As per the mood-congruent theory of effect of happiness, surmised that happy people would be more trusting and there would be a main effect of happiness manipulation on trust in experimental settings. As per the assimilation-accommodation theory, viz that happiness leads to assimilation or use of existing constructs (stereotype./ schema etc) while sadness leads to accommodation or bottom-up processing whereby new constructs may be created, the conjecture is that happy people will show trust in trust situations and distrust in distrust situations and thus there would be an interaction effect in 2 (happiness/ neutral mood) x 2 (trust/distrust situation, stereotype or cue) study design.
These above two are competing hypothesis that make measurable and clearly different and distinguishable predictions and can be easily experimentally verified.
Robert Lount, Jr. set out to investigate precisely this piece of puzzle and his data supported the thesis that there is an interaction effect of mood on trust cues and thus happy people are more gullible when trust cues/stereotypes are active; and also more paranoid or distrusting when distrust cues/ schema are active.

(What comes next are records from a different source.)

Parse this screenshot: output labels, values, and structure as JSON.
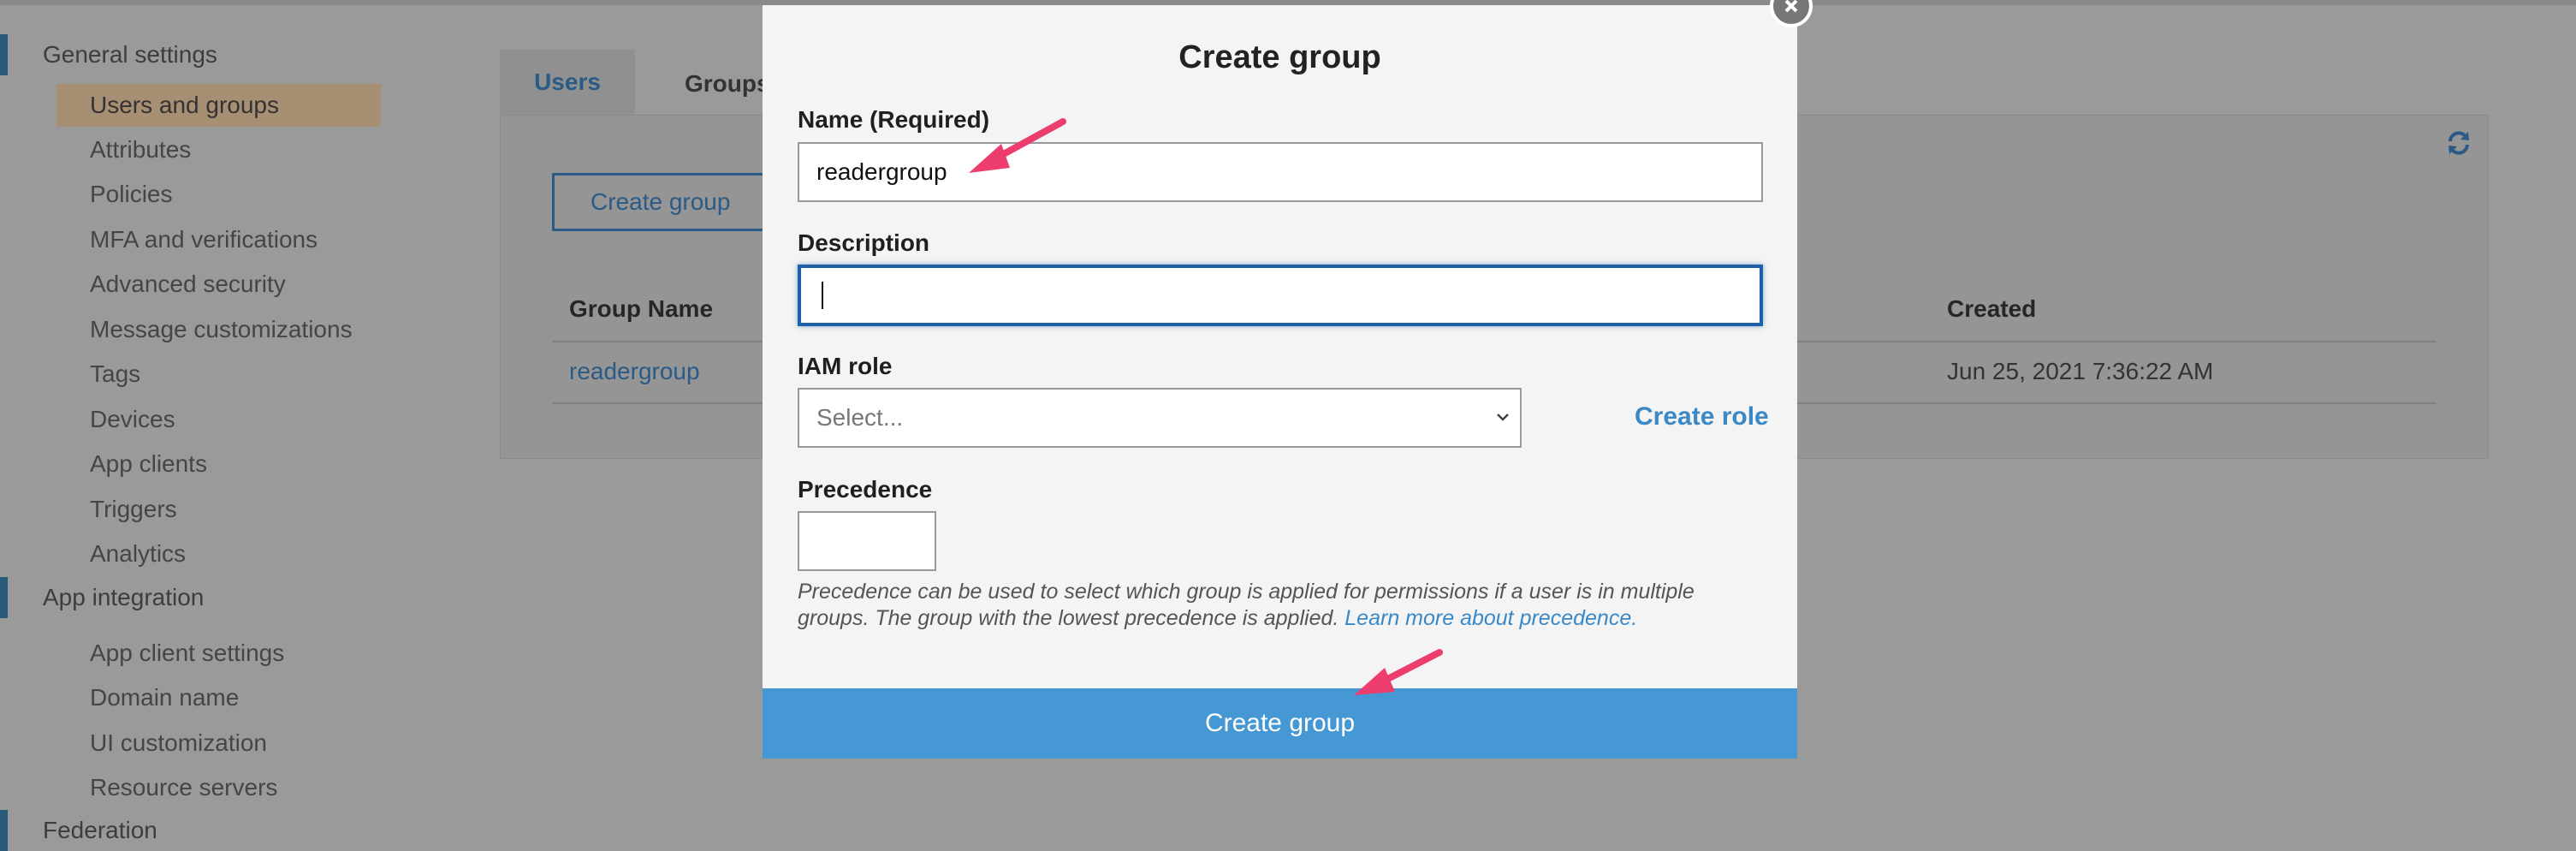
{
  "sidebar": {
    "sections": [
      {
        "label": "General settings"
      },
      {
        "label": "App integration"
      },
      {
        "label": "Federation"
      }
    ],
    "general_items": [
      {
        "label": "Users and groups"
      },
      {
        "label": "Attributes"
      },
      {
        "label": "Policies"
      },
      {
        "label": "MFA and verifications"
      },
      {
        "label": "Advanced security"
      },
      {
        "label": "Message customizations"
      },
      {
        "label": "Tags"
      },
      {
        "label": "Devices"
      },
      {
        "label": "App clients"
      },
      {
        "label": "Triggers"
      },
      {
        "label": "Analytics"
      }
    ],
    "app_items": [
      {
        "label": "App client settings"
      },
      {
        "label": "Domain name"
      },
      {
        "label": "UI customization"
      },
      {
        "label": "Resource servers"
      }
    ]
  },
  "tabs": {
    "users": "Users",
    "groups": "Groups"
  },
  "main": {
    "create_group_button": "Create group",
    "table": {
      "headers": {
        "group_name": "Group Name",
        "created": "Created"
      },
      "rows": [
        {
          "group_name": "readergroup",
          "created": "Jun 25, 2021 7:36:22 AM"
        }
      ]
    }
  },
  "modal": {
    "title": "Create group",
    "name_label": "Name (Required)",
    "name_value": "readergroup",
    "description_label": "Description",
    "description_value": "",
    "iam_label": "IAM role",
    "iam_placeholder": "Select...",
    "create_role": "Create role",
    "precedence_label": "Precedence",
    "precedence_value": "",
    "help_text": "Precedence can be used to select which group is applied for permissions if a user is in multiple groups. The group with the lowest precedence is applied.",
    "help_link": "Learn more about precedence.",
    "submit": "Create group"
  },
  "colors": {
    "accent": "#4598d4",
    "link": "#3a88c6",
    "annotation_arrow": "#ec3d6e",
    "focus_border": "#1f5fa8"
  },
  "icons": [
    "refresh-icon",
    "close-icon",
    "chevron-down-icon",
    "annotation-arrow"
  ]
}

He performed a total of 5 different experiments to cement his thesis.
- The first experiment relied on film clips to induce mood and dictator game to measure trust. Trustworthiness of the other party was manipulated by interpersonal vs inter group situation. As per a theoretical framework, by default in interpersonal interactions (say trust games) the other individuals believed to be trustworthy. In contrast in an inter-group interaction, in-group vs out-group psychology comes into play and the other group as a whole is believed to be inherently untrustworthy. thus, in the first experiment they used interpersonal or inter-group conditions to manipulate trustworthiness cues and found the interaction effect of happiness and trust cues as hypothesized.
- The second experiment was carried out to ascertain that it is indeed distrust in inter-group condition that is in play and leads to happy people showing distrust in distrust salient conditions. The paradigm used was modified prisoners dilemma in this case.
- The third experiment did not use ingroup-outgroup factors but instead provided explicit information about the trustworthiness of a person and then measured the effect of mood on trust using the dictator game and found the same interaction effect of mood and trust cues as opposed to a direct main effect of affect on trust.
- The fourth experiment used subtle implicit measures of trustworthiness/ untrustworthiness by utilizing computer generated facial features and used explicit measures of trust like rating the person as trustworthy when subjects mood had been manipulated. Again the interaction effect was observed.
- The fifth and final experiment was performed to clarify that it is indeed the underlying activation of schema/ stereotype that is in play when happy people become gullible/ paranoid in presence of cues; and this was done by showing that normal people too , under cognitive load conditions, when they are known to rely on stereotypes/ schema, show the same interaction effects on trust.
Here are the conclusions from the study:
The results in this article are consistent with work demonstrating that a positive mood increases reliance upon stereotypes (Bless, Schwarz, & Wieland, 1996; Bodenhausen et al., 1994; Park & Banaji, 2000) and scripts in interdependent situations (Hertel et al., 2000). More pointedly, the findings from all five experiments supported the predictions of the accommodation–assimilation model (see Bless & Fiedler, 2006; Fiedler, 2001b, for reviews) over mood-congruency models. This leads to a fairly strong conclusion that the relationship between positive mood and trust depends, in large part, on available schemas, cues, and stereotypes.
To me the evidence is as good as it needs to be. It also fits in my broader context of seeing good/happy mood as a precursor to mania whereby happiness leads to use of stereotypes/schema , leads to becoming more gullible/ paranoid / leading to psychoses. although the present study did not had anything to say about sad mood (the contrast was with neutral mood) it is not unreasonable to extrapolate and claim that sad people are more realistic and depend on behavior of the other party rather than stereotypes to ascertain in whom to place their trust. this too fits in the broader scheme of things where sad mood is a precursor to depression which has been shown to make people more realistic. If there is an upside to depression, the only one may be that it makes us more realistic/ rational.
Lount, R. (2010). The impact of positive mood on trust in interpersonal and intergroup interactions. Journal of Personality and Social Psychology, 98 (3), 420-433 DOI: 10.1037/a0017344